#### [Required work]
Below are the entries; determine how many of their lines contain the string "content" and give that figure alone.

START Available data

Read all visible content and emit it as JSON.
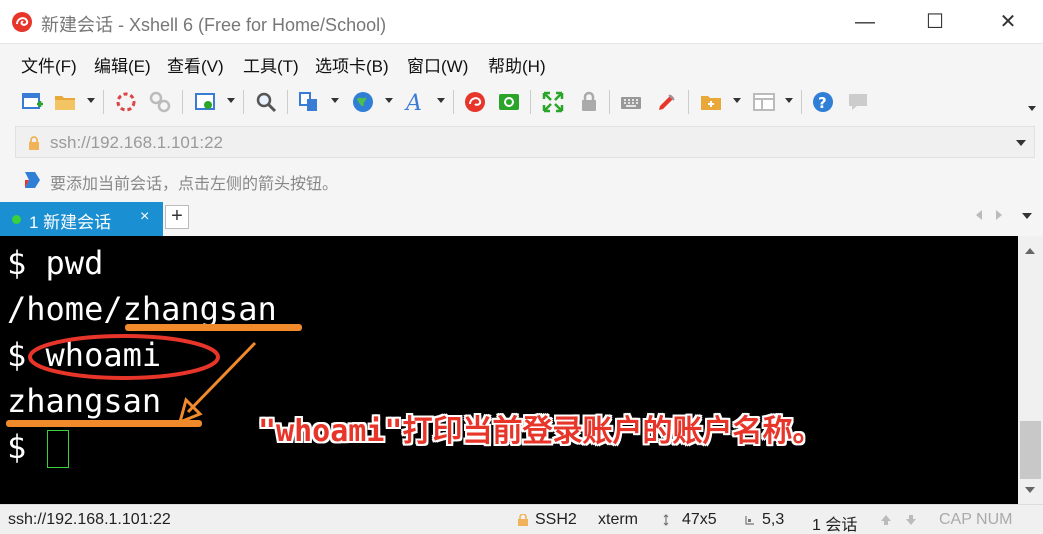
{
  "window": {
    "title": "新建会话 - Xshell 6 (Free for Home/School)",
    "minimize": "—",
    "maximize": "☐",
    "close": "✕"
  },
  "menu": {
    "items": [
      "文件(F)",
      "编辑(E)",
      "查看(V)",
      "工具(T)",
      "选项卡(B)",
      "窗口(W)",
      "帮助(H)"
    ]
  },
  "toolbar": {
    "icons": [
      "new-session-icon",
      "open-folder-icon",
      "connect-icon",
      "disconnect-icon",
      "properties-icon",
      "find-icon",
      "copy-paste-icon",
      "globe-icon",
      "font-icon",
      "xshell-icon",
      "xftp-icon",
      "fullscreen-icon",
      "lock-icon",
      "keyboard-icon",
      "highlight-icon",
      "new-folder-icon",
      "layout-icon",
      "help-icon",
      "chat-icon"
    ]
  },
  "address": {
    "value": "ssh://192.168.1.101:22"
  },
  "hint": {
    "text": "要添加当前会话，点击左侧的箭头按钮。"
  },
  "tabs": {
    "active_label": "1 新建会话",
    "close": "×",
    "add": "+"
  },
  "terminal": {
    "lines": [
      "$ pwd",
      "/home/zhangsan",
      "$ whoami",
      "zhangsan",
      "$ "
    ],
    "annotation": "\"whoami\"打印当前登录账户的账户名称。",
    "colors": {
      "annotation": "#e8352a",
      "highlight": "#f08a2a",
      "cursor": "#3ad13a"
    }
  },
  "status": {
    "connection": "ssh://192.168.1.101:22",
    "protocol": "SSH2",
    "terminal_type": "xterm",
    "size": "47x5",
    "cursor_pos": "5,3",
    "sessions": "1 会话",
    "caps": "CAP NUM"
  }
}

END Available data
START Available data

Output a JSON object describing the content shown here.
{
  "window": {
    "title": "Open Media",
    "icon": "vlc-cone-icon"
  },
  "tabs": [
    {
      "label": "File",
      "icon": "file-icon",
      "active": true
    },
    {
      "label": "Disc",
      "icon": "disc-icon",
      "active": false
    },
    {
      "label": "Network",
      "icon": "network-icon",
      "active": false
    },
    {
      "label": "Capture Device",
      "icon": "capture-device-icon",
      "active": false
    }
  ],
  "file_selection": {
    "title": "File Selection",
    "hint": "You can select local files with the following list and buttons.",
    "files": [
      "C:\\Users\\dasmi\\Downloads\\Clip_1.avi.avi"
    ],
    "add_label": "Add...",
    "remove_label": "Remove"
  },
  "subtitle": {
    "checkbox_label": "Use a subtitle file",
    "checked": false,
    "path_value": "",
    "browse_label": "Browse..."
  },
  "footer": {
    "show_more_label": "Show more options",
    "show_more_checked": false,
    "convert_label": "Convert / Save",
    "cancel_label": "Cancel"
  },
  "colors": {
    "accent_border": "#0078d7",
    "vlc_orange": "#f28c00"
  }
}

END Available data

#### [Written solution]
2